    Third, in response to Decision no. 38/2012 (XI. 14.) AB, the Amendment modifies Article XXII on the right to housing and access to public services, inserting a provision that constitutes – according to the proponents – a “requisite defence against improper use of public places” [see p. 17 of the explanatory notes]. Besides stating that “the state and local governments shall strive to guarantee housing for every homeless person in order to create the conditions for housing with human dignity”, Article XXII, par. 3, now also provides that a “law or local government decree may outlaw the use of certain public space for habitation in order to preserve public order, public safety, public health and cultural values”. The explanatory notes emphasise that a finding of unlawfulness may only be used in the interest of achieving the specific objectives, and may only be applied to a specific part of the public area [see p. 22].
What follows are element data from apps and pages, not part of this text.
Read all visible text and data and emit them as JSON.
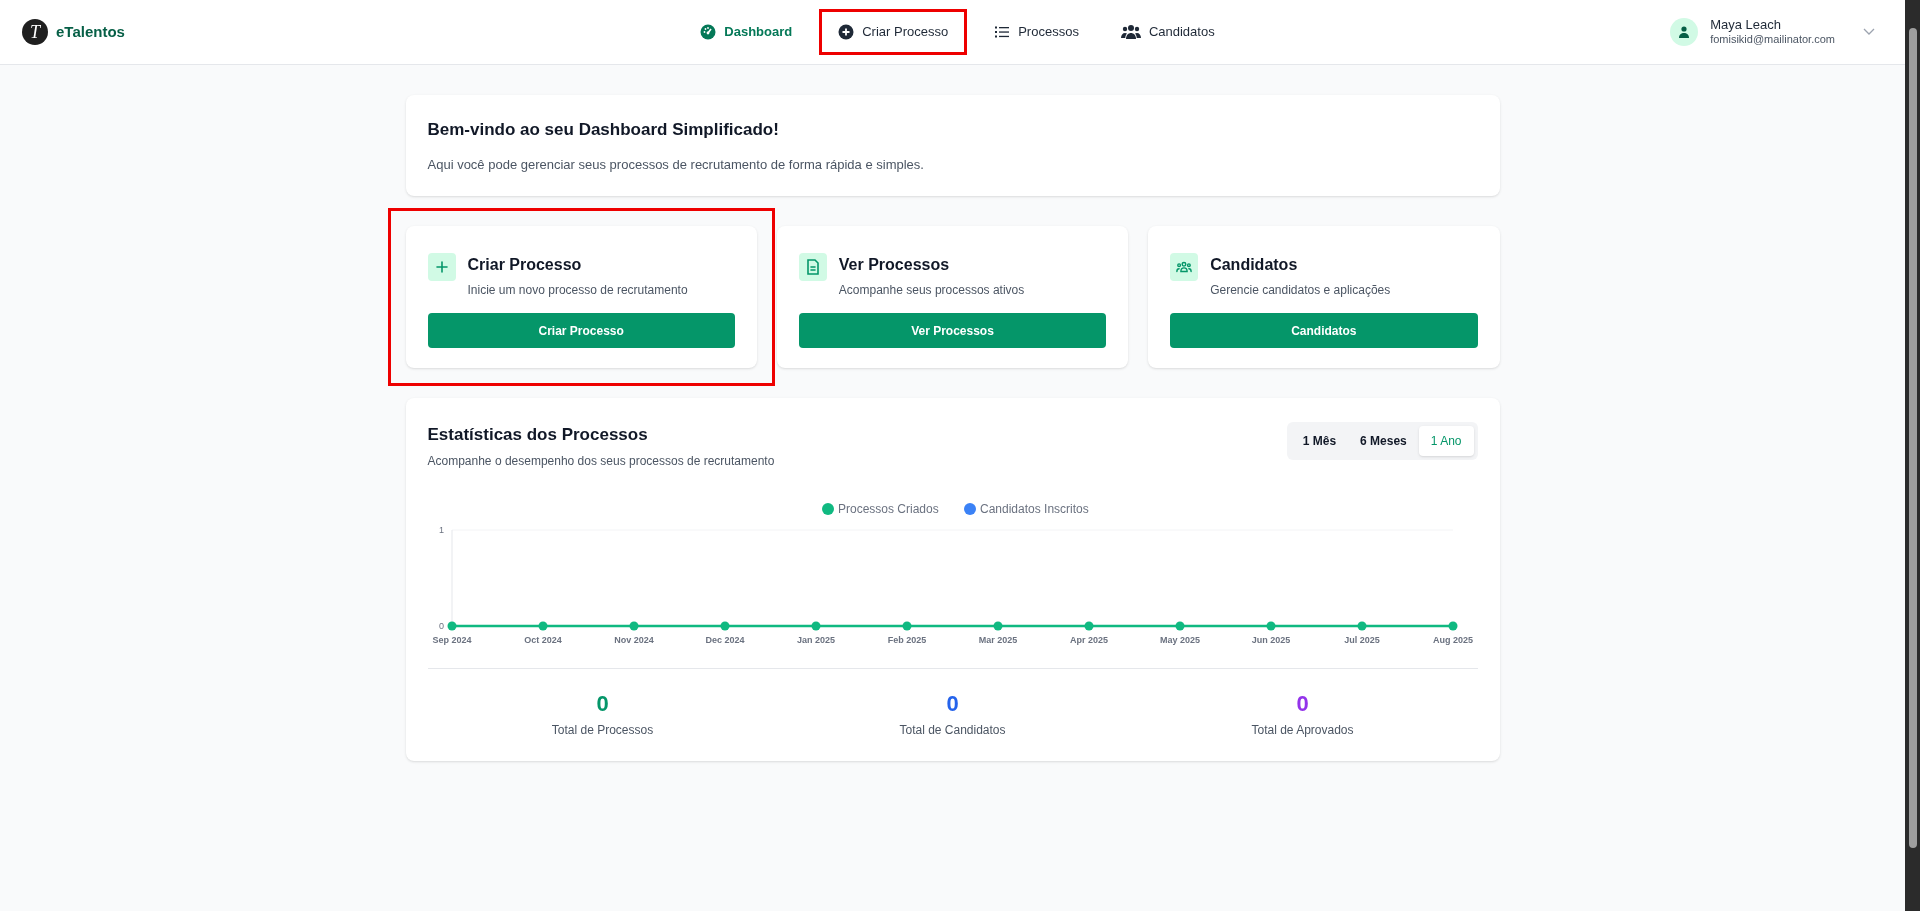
{
  "brand": {
    "name": "eTalentos",
    "logo_letter": "T"
  },
  "nav": [
    {
      "label": "Dashboard",
      "kind": "gauge",
      "selected": true,
      "highlighted": false
    },
    {
      "label": "Criar Processo",
      "kind": "plus-circle",
      "selected": false,
      "highlighted": true
    },
    {
      "label": "Processos",
      "kind": "list",
      "selected": false,
      "highlighted": false
    },
    {
      "label": "Candidatos",
      "kind": "users",
      "selected": false,
      "highlighted": false
    }
  ],
  "user": {
    "name": "Maya Leach",
    "email": "fomisikid@mailinator.com"
  },
  "welcome": {
    "title": "Bem-vindo ao seu Dashboard Simplificado!",
    "text": "Aqui você pode gerenciar seus processos de recrutamento de forma rápida e simples."
  },
  "actions": [
    {
      "kind": "plus",
      "title": "Criar Processo",
      "text": "Inicie um novo processo de recrutamento",
      "button": "Criar Processo",
      "highlighted": true
    },
    {
      "kind": "document",
      "title": "Ver Processos",
      "text": "Acompanhe seus processos ativos",
      "button": "Ver Processos",
      "highlighted": false
    },
    {
      "kind": "users",
      "title": "Candidatos",
      "text": "Gerencie candidatos e aplicações",
      "button": "Candidatos",
      "highlighted": false
    }
  ],
  "stats": {
    "title": "Estatísticas dos Processos",
    "subtitle": "Acompanhe o desempenho dos seus processos de recrutamento",
    "periods": [
      {
        "label": "1 Mês",
        "selected": false
      },
      {
        "label": "6 Meses",
        "selected": false
      },
      {
        "label": "1 Ano",
        "selected": true
      }
    ],
    "chart_data": {
      "type": "line",
      "legend": "top",
      "categories": [
        "Sep 2024",
        "Oct 2024",
        "Nov 2024",
        "Dec 2024",
        "Jan 2025",
        "Feb 2025",
        "Mar 2025",
        "Apr 2025",
        "May 2025",
        "Jun 2025",
        "Jul 2025",
        "Aug 2025"
      ],
      "series": [
        {
          "name": "Processos Criados",
          "color": "#10b981",
          "marker": "circle",
          "values": [
            0,
            0,
            0,
            0,
            0,
            0,
            0,
            0,
            0,
            0,
            0,
            0
          ]
        },
        {
          "name": "Candidatos Inscritos",
          "color": "#3b82f6",
          "marker": "circle",
          "values": [
            null,
            null,
            null,
            null,
            null,
            null,
            null,
            null,
            null,
            null,
            null,
            null
          ]
        }
      ],
      "ylim": [
        0,
        1
      ],
      "yticks": [
        0,
        1
      ]
    },
    "totals": [
      {
        "value": "0",
        "label": "Total de Processos",
        "color": "#059669"
      },
      {
        "value": "0",
        "label": "Total de Candidatos",
        "color": "#2563eb"
      },
      {
        "value": "0",
        "label": "Total de Aprovados",
        "color": "#9333ea"
      }
    ]
  }
}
    The Amendment is a response to the practice of the Constitutional Court in several other aspects as well, even if it is not always explicitly declared by the proponents in the explanatory notes. Article VII, par. 2, now provides that the Parliament has the power to recognise religious organisations as churches in order to collaborate with them for the public interest. Even if it adds that constitutional complaints can be presented against the cardinal law on the recognition of churches, it is clearly a response to the (four) constitutional complaints brought to the Constitutional Court against Act no. CCVI of 2011 on the right to freedom of conscience and religion and the legal status of churches, denominations and religious communities. The Ombudsman also challenged the Act in August 2012. The Court delivered its decision during the parliamentary debate of the Amendment, on 1 March (Decision no. 6/2013 (III. 1.) AB), retroactively invalidating several provisions of the Act (the decision is also a classic example of plurality opinion, five judges dissented and four wrote or joined a concurring opinion). The Act was examined also by the Venice Commission which found that it “sets a range of requirements that are excessive and based on arbitrary criteria with regard to the recognition of a church” (see Opinion no. 664/2012, par. 108).

    Moreover, the Amendment modifies Article XI on the right to education, and adds a new paragraph providing that: “Law may set as a condition for receiving financial aid at a higher educational institution the participation in, for a defined period, employment or enterprise that is regulated by Hungarian law.” The explanatory notes justify the provision by emphasising that state higher education institutions are “part of the state organisational framework and their operations are funded out of the central budget” [p. 21]. The notes make it clear that the new paragraph “makes it possible for the law to place conditions on material support for participation as a student in higher education (state funding for studies)” [p. 22]. The proponents explain that “there are two components of this condition: the existence of work which creates value within the meaning of Article M (1) of the Fundamental Law; and that it should serve the interests of the communities of Hungary”, specifying that it means work in a legal relationship under Hungarian jurisdiction, not necessarily completed within the territory of Hungary. The required period and eventual exemptions are to be determined by the legislator. It has already been done by Act no. CCIV of 2011, delegating this task to the government, but this attempt was struck down by the Constitutional Court last year (Decision no. 32/2012 (VII. 4.) AB, a short summary in English here), which found it to be an ultra vires delegation of power. A week after the decision of the Constitutional Court, the government modified the Act including a provision requiring students to work for a Hungarian employer under Hungarian jurisdiction for a period double of the length of study financed by the state (art. 48/A) in the twenty years following graduation. Now a constitutional foundation is provided for this rule in Article XI of the Fundamental Law.


    Part II of the post will be published soon.